WHAT IS EXPECTED –
Find every line in the records below that holds the word "name" and copy it.

────

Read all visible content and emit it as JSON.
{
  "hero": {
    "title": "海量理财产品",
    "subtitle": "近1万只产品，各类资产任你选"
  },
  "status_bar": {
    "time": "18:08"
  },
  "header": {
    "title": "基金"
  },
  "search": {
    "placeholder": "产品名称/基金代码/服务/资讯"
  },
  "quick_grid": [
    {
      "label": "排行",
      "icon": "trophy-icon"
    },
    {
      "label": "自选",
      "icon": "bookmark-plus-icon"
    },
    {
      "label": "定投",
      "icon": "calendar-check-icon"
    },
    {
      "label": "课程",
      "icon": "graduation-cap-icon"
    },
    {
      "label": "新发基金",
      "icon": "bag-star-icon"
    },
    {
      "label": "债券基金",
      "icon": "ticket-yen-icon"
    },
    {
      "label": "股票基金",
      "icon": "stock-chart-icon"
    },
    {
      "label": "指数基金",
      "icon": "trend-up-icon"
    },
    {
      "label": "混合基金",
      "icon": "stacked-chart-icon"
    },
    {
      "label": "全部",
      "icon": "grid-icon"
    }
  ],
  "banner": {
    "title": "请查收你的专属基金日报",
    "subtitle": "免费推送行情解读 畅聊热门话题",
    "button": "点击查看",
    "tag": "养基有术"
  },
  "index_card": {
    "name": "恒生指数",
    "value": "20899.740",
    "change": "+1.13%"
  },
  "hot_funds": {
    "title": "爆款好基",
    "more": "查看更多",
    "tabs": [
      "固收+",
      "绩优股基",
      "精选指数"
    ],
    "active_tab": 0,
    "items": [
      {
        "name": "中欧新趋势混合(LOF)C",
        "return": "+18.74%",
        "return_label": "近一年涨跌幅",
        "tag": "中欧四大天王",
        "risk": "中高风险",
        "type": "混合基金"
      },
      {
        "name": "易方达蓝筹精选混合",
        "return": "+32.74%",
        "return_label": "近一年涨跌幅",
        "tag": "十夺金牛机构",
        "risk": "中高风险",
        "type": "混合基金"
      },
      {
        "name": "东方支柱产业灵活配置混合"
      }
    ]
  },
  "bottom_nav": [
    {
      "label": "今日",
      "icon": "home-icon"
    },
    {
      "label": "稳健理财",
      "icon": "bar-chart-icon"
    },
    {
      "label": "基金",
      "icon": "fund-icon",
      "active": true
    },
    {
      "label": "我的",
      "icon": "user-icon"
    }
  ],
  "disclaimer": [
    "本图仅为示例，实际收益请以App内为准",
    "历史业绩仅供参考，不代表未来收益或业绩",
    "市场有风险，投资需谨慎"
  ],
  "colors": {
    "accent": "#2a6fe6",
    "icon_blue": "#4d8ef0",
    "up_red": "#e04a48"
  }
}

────

REPLY TO THE EXERCISE –
    "name": "恒生指数",
        "name": "中欧新趋势混合(LOF)C",
        "name": "易方达蓝筹精选混合",
        "name": "东方支柱产业灵活配置混合"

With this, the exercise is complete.